§ **INPUT RECORDS**:

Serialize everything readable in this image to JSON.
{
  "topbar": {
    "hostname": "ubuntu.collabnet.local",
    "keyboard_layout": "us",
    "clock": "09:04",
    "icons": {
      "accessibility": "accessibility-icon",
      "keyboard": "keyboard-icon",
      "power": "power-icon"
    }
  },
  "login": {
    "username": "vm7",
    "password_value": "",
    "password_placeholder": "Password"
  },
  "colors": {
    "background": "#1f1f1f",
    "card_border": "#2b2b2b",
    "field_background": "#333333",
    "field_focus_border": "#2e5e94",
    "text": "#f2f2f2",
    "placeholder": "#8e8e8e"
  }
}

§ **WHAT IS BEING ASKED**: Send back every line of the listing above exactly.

§ **EXPECTED ANSWER**:
Serialize everything readable in this image to JSON.
{
  "topbar": {
    "hostname": "ubuntu.collabnet.local",
    "keyboard_layout": "us",
    "clock": "09:04",
    "icons": {
      "accessibility": "accessibility-icon",
      "keyboard": "keyboard-icon",
      "power": "power-icon"
    }
  },
  "login": {
    "username": "vm7",
    "password_value": "",
    "password_placeholder": "Password"
  },
  "colors": {
    "background": "#1f1f1f",
    "card_border": "#2b2b2b",
    "field_background": "#333333",
    "field_focus_border": "#2e5e94",
    "text": "#f2f2f2",
    "placeholder": "#8e8e8e"
  }
}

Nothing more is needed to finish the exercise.